◆ **PROBLEM DETAILS**
Give the number of lines that contain "count" in the listing, and write nothing else.

◆ **RECORD EXTRACTS**
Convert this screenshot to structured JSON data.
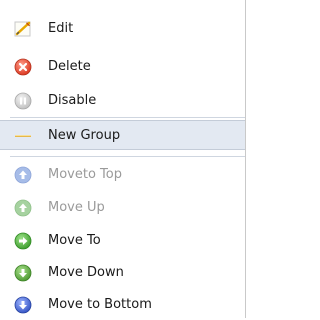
{
  "menu": {
    "items": [
      {
        "label": "Edit",
        "icon": "edit-icon",
        "enabled": true
      },
      {
        "label": "Delete",
        "icon": "delete-icon",
        "enabled": true
      },
      {
        "label": "Disable",
        "icon": "pause-icon",
        "enabled": true
      },
      {
        "label": "New Group",
        "icon": "new-group-icon",
        "enabled": true,
        "highlighted": true
      },
      {
        "label": "Moveto Top",
        "icon": "move-top-icon",
        "enabled": false
      },
      {
        "label": "Move Up",
        "icon": "move-up-icon",
        "enabled": false
      },
      {
        "label": "Move To",
        "icon": "move-to-icon",
        "enabled": true
      },
      {
        "label": "Move Down",
        "icon": "move-down-icon",
        "enabled": true
      },
      {
        "label": "Move to Bottom",
        "icon": "move-bottom-icon",
        "enabled": true
      }
    ]
  },
  "colors": {
    "delete": "#e0523a",
    "disable": "#c8c8c8",
    "move_to": "#4cae3a",
    "move_down": "#5a9e3a",
    "move_bottom": "#3c5ecf",
    "disabled_blue": "#a6bce8",
    "disabled_green": "#a6d2a0",
    "highlight_bg": "#e3e9f2"
  }
}
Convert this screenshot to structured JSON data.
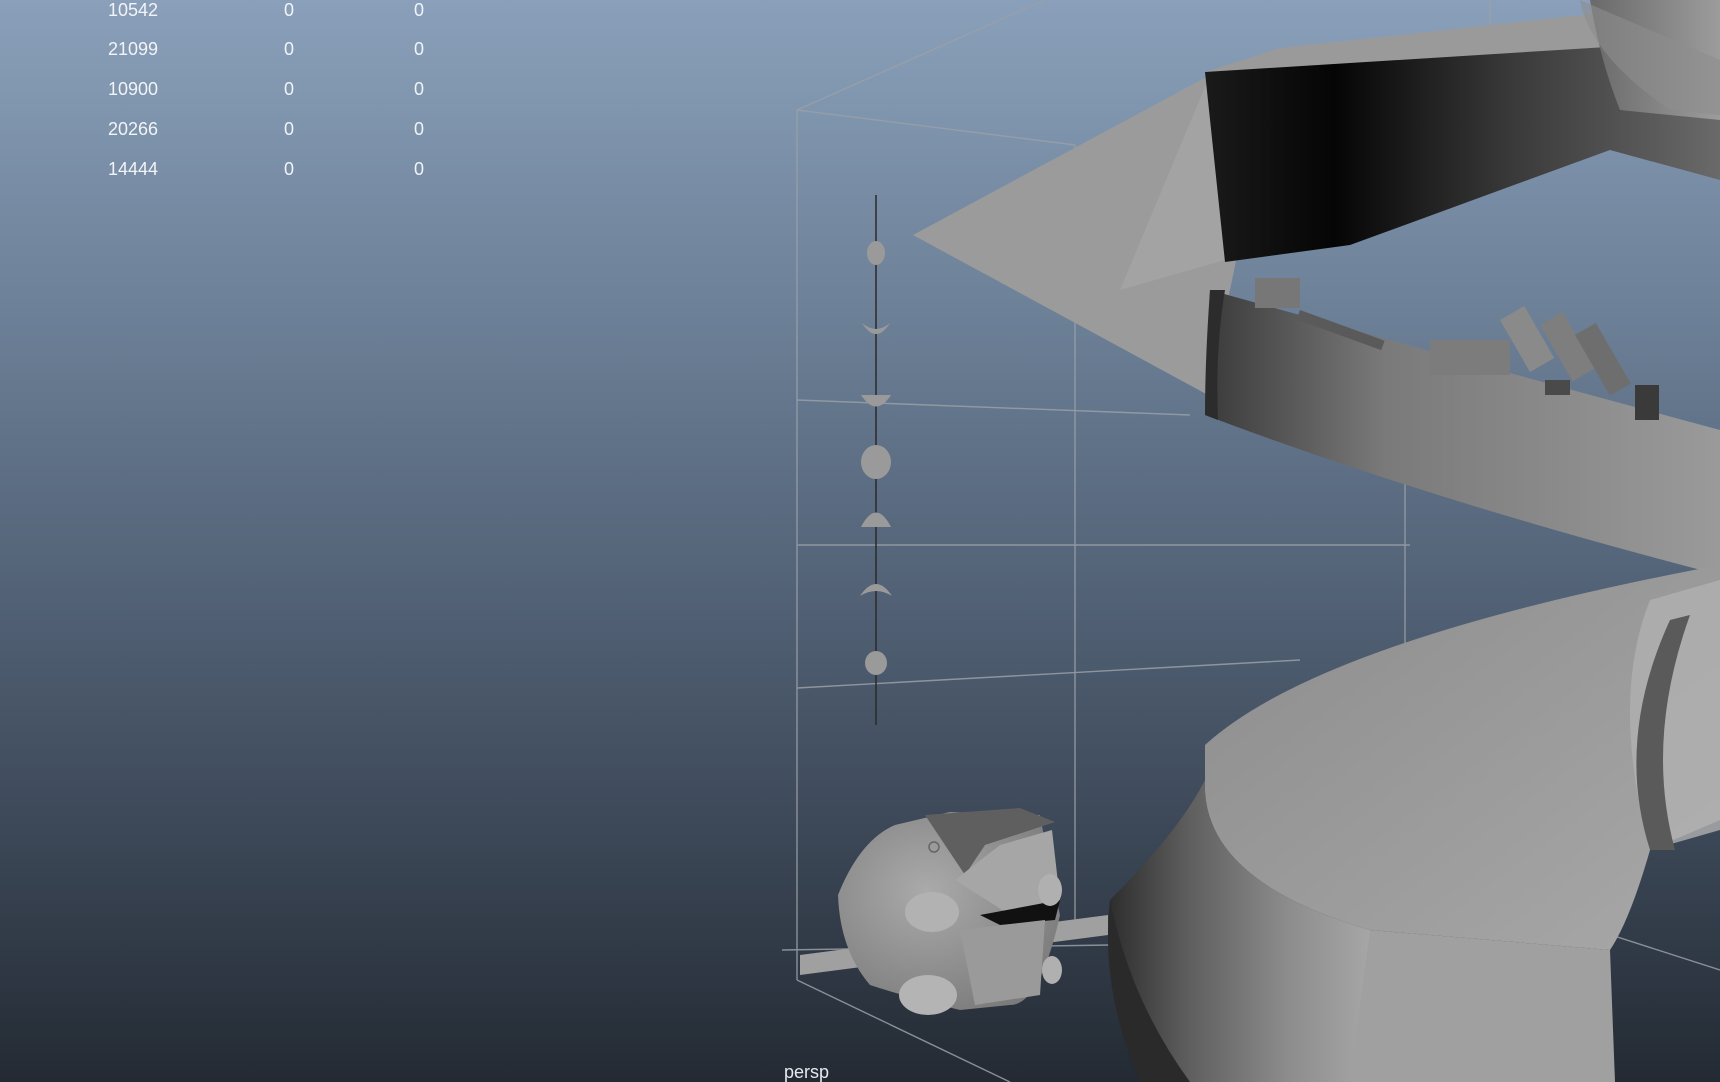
{
  "viewport": {
    "camera_label": "persp",
    "background_top": "#8aa0ba",
    "background_bottom": "#232a33"
  },
  "hud": {
    "rows": [
      {
        "count": "10542",
        "col2": "0",
        "col3": "0"
      },
      {
        "count": "21099",
        "col2": "0",
        "col3": "0"
      },
      {
        "count": "10900",
        "col2": "0",
        "col3": "0"
      },
      {
        "count": "20266",
        "col2": "0",
        "col3": "0"
      },
      {
        "count": "14444",
        "col2": "0",
        "col3": "0"
      }
    ]
  }
}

◆ **COMPLETED TASK**
5